Non-directional tires are considered more durable due to their thickness, but they have less impressive handling than their asymmetric counterparts. Non-directional tires are generally suitable for rear-wheel and front-wheel drive vehicles and can be mounted as front and rear tires in any direction.
Here’s a list of popular Continental tires that are directional and non-directional.
|Continental All-Season Contact||Directional||Yes|
|Continental Winter Contact TS 860||Directional||Yes|
|Continental ExtremeContact DWS06+||Multi-Directional||No|
|Continental ContiSport Contact 2||Multi-Directional||No|
|Continental TrueContact Tour||Symmetric||No|
|Continental ExtremeContact Force||Directional||Yes|
How Do You Know if Your Tires Are Directional?
If, at first glance, the tread design of a certain tire is a little confusing, especially amidst the myriad of unique tread designs out there, there’s one surefire way to know if your tires are directional—their tire rotation direction mark.
It’s usually an arrow symbol that points to a certain direction and is found on your tire’s sidewall. This symbol is crucial, since it lets you know if your tires are mounted backward, which can have a drastic effect on the rubber’s performance.
Unlike directional designs, symmetrical tread patterns have no mounting limits and often have the word “SYM” on their sidewalls.
Meanwhile, non-directional asymmetric tires have the words “Inside” and “Outside” on their bodies.
Regardless of whether your tires are directional or not, if you rotate them yourself, be sure to have a rotation chart handy to make the process less confusing.
Benefits and Drawbacks of Directional Tires
I hope we’ve shed some light on your lingering question, “Are Continental tires directional?” Judging by our findings, it actually depends on the model that you’re using. Continental has a vast array of designs, and each has its own unique tread pattern.

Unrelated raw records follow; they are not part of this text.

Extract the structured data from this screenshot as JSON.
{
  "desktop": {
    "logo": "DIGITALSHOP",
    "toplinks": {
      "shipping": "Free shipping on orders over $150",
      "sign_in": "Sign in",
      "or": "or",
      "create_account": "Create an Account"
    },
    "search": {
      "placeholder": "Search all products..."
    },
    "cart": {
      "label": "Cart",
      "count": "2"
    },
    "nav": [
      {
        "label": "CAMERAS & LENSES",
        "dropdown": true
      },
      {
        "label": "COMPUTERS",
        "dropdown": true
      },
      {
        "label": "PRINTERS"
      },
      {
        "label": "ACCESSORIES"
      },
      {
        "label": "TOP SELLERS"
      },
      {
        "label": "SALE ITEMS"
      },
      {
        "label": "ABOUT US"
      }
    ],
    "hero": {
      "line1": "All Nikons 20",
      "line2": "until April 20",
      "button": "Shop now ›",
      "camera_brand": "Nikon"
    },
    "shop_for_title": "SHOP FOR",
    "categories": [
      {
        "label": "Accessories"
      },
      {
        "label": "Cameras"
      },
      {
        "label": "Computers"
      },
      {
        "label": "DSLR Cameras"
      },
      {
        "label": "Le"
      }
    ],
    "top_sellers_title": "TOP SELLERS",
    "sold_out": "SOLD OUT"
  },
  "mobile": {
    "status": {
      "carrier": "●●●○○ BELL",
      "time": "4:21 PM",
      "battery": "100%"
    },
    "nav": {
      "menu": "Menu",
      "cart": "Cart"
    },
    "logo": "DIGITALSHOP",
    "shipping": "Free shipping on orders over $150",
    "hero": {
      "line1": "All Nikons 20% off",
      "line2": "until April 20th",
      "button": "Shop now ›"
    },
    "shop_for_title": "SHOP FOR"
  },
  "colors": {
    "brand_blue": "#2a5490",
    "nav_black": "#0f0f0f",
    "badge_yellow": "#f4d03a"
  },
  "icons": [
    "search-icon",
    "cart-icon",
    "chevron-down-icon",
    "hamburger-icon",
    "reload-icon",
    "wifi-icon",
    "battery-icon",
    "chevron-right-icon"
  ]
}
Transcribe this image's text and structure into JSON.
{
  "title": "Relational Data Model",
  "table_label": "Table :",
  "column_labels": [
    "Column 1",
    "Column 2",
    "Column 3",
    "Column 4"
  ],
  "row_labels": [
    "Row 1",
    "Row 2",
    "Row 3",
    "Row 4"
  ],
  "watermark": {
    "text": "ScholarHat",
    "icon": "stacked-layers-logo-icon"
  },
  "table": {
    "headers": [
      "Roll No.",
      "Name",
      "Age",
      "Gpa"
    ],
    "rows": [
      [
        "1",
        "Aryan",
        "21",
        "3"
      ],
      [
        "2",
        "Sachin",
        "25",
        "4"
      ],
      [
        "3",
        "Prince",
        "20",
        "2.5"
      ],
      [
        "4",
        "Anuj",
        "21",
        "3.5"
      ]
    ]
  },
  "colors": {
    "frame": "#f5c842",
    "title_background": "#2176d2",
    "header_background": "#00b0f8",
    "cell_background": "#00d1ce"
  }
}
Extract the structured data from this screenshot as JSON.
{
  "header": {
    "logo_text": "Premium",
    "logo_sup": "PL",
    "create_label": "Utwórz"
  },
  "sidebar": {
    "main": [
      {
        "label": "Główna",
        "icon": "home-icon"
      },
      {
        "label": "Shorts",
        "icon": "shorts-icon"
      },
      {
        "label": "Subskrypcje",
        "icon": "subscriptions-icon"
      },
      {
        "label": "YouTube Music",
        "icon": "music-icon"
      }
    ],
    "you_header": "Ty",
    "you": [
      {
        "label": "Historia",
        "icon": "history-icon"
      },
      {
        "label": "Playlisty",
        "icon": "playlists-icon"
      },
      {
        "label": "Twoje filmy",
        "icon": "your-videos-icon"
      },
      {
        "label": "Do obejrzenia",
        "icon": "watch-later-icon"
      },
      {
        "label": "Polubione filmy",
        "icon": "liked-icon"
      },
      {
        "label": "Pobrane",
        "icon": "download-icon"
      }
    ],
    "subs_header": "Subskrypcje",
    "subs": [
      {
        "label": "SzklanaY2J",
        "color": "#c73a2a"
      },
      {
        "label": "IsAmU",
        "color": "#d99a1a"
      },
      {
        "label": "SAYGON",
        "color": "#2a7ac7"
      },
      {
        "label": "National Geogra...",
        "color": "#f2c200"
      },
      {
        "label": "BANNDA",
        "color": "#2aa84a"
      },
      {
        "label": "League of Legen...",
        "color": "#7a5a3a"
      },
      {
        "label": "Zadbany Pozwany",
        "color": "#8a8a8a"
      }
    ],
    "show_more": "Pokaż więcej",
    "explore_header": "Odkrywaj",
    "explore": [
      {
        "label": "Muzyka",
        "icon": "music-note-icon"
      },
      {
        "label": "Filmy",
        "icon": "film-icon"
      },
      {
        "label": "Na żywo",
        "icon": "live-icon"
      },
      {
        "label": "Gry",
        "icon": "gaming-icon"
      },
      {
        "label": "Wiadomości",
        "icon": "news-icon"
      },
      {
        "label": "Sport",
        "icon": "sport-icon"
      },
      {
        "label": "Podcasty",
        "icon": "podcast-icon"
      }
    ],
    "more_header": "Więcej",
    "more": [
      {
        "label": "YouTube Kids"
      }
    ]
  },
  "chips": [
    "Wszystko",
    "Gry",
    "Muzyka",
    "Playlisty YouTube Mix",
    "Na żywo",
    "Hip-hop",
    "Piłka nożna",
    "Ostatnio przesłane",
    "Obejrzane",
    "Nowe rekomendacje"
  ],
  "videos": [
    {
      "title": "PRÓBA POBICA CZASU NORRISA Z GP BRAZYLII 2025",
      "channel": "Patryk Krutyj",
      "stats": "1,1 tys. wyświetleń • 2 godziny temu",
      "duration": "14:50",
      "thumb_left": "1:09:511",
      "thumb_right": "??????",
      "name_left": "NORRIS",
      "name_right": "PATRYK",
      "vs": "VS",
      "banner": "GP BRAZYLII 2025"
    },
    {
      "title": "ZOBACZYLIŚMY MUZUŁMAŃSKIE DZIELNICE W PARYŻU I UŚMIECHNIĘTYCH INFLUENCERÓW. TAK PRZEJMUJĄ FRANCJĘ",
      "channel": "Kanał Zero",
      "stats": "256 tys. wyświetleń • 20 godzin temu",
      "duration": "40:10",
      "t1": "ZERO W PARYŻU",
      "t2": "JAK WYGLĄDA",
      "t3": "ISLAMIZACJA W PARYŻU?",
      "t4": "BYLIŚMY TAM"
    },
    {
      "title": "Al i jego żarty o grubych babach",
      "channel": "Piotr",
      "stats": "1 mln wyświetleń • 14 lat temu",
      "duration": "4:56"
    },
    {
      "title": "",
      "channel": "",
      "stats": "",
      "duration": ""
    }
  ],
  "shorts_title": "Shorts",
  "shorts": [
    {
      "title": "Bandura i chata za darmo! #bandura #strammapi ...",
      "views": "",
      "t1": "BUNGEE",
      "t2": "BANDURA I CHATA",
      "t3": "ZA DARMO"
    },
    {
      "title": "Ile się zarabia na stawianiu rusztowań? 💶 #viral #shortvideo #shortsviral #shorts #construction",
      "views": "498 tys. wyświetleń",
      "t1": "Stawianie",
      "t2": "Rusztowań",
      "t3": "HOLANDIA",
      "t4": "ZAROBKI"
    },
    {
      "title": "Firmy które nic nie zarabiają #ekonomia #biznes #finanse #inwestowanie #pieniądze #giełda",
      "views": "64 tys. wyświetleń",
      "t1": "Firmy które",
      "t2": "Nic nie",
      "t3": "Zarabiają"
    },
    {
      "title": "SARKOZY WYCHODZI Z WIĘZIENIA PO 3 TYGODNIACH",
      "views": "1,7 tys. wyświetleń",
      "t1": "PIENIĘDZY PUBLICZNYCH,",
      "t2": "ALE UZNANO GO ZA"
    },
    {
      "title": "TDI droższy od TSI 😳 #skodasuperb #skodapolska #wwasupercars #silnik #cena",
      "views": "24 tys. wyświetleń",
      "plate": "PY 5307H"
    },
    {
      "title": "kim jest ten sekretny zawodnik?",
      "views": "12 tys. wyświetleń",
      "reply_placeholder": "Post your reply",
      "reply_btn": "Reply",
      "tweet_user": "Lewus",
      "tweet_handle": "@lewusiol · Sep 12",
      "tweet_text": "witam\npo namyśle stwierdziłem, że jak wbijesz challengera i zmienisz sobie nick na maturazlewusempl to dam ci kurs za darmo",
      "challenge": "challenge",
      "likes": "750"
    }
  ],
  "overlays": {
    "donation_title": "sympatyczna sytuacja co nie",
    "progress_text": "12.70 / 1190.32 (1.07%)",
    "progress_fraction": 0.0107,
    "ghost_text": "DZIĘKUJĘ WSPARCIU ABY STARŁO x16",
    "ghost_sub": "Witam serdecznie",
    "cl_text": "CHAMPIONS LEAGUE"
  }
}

If you want something that’s fast with high aquaplaning resistance, then go for directional tires. However, if you value durability more than speed, a non-directional option might be more your fancy. At the end of the day, no tread design is 100% better than the other.